In this week's Risk & Repeat podcast, SearchSecurity editors discuss the expanding scope of the Equifax and Yahoo breaches and the long-term effects of these major security incidents.
The massive Equifax and Yahoo breaches got even worse as new disclosures emerged about the growing scope and damage of these incidents.
A new filing with the U.S. Securities and Exchange Commission from Verizon, which acquired Yahoo recently, stated the 2013 data breach affected all of the company's 3 billion user accounts; previous statements from the company estimated the number of affected accounts to be around 1 billion.
The breach exposed user account information such as names, email addresses, telephone numbers, dates of birth, encrypted and unencrypted security questions, and passwords protected with the outdated MD5 hashing algorithm.
In addition, Equifax stated an additional 2.5 million U.S. consumers were affected in the credit bureau's recent breach, bringing the total number of affected Americans to 145.5 million. Former Equifax CEO Rick Smith testified before Congress last week and provided additional details about what led to the breach.

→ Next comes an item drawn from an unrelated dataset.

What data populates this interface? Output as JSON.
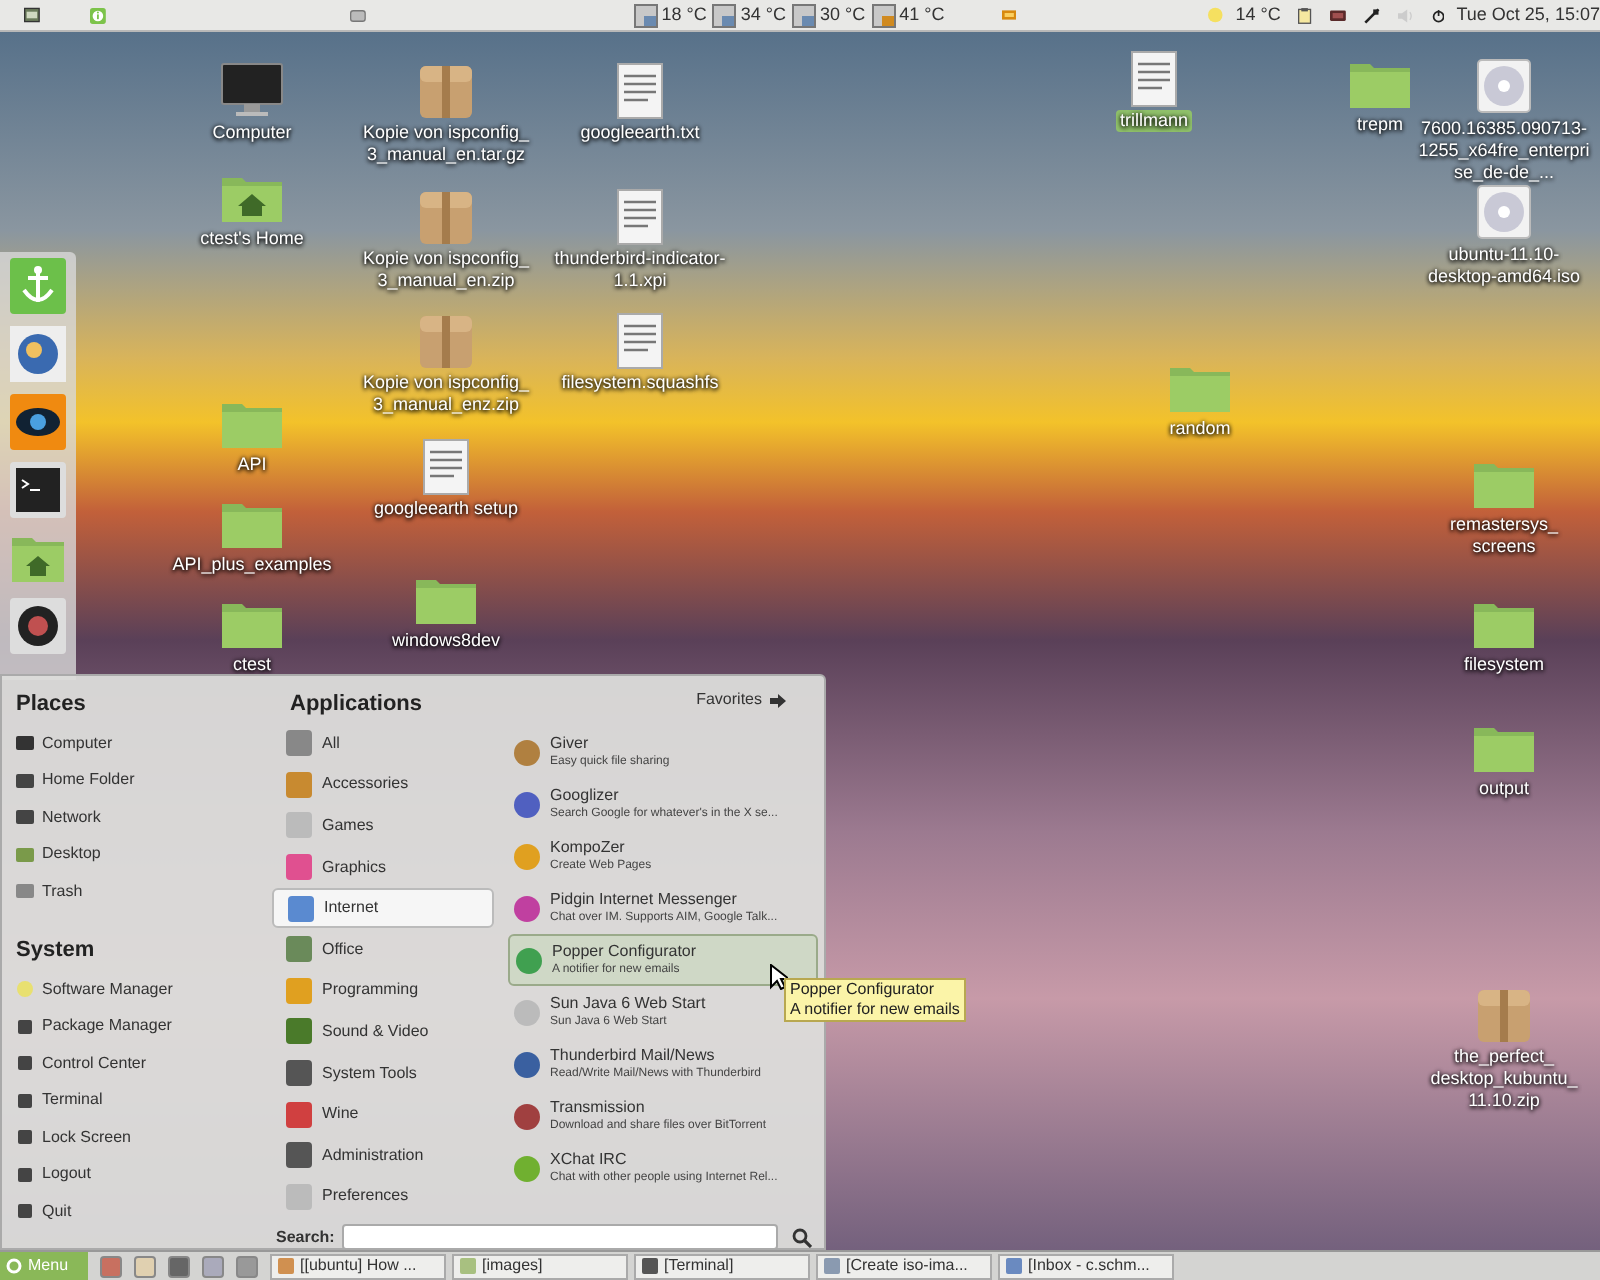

How are the Equifax and Yahoo breaches affecting the public's tolerance for these types of security incidents? Why are these companies still revising the number of affected users many months after the initial detection? How will breaches like this be handled under the General Data Protection Regulation's 72-hour breach notification deadline? SearchSecurity editors Rob Wright and Peter Loshin discuss those questions and more on the Equifax and Yahoo breaches in this episode of the Risk & Repeat podcast.
Risk & Repeat: Is there too much victim-blaming in cybersecurity?
Risk & Repeat: McAfee attacks Kaspersky Lab over government ban
Risk & Repeat: Equifax breach attributed to Apache Struts flaw